There is hardly any company that has no need for optimization; whether it is the scheduling of employees, routing of trains or trucks, cutting parts from wooden beams with as little waste as possible or one of many other tasks. These optimization problems are typically specific to the application area and come with various constraints and uncertainties.
Evolutionary Search is a modern tool for optimizing such hard problems. By taking ideas from nature (such as using populations of solutions, mutating or combining them and selecting the best for a new generation), these algorithms are surprisingly successful in many different application domains where no tailored solutions exist. These simple algorithms cannot compete with state-of-the-art solvers in their specific domains (for example SAT-solvers), but they are very easy to apply to a wide range of optimization problems where no specific solvers are available, at very low implementation cost. Furthermore, they are extensible in the sense that performance can be improved by spending time improving the algorithm with additional heuristics and ideas.

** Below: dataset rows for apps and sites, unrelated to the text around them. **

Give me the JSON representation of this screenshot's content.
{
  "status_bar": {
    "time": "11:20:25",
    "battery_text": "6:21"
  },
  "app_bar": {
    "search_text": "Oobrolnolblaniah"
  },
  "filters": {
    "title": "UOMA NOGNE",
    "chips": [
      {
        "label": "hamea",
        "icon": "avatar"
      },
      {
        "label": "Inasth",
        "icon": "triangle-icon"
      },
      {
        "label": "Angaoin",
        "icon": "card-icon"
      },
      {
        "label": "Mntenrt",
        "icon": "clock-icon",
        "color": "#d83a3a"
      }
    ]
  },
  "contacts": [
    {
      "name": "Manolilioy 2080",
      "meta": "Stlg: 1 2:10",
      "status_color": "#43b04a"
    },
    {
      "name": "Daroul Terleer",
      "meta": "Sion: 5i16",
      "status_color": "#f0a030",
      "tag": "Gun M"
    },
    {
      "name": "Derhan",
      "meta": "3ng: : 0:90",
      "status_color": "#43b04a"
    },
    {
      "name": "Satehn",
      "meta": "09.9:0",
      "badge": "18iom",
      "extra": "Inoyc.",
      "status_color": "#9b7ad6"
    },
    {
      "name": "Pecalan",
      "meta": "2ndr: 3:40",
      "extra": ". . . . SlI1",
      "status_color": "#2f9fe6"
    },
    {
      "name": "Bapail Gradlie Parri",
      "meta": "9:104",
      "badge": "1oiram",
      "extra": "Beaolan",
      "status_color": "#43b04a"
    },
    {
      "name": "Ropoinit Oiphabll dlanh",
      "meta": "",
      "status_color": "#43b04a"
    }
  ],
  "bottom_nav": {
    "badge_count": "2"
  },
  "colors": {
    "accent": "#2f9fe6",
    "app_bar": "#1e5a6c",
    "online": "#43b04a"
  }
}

To make use of massive parallelization in optimization algorithms, distributed evolutionary search spreads populations over multiple cores, called islands (borrowing another term from natural evolution). The islands optimize in parallel, sending information to neighboring islands when they make progress. Which islands neighbor which other islands is defined by an underlying topology. The goal is to have a linear speedup in terms of the number of cores used, thus achieving the optimal performance gain from additional hardware.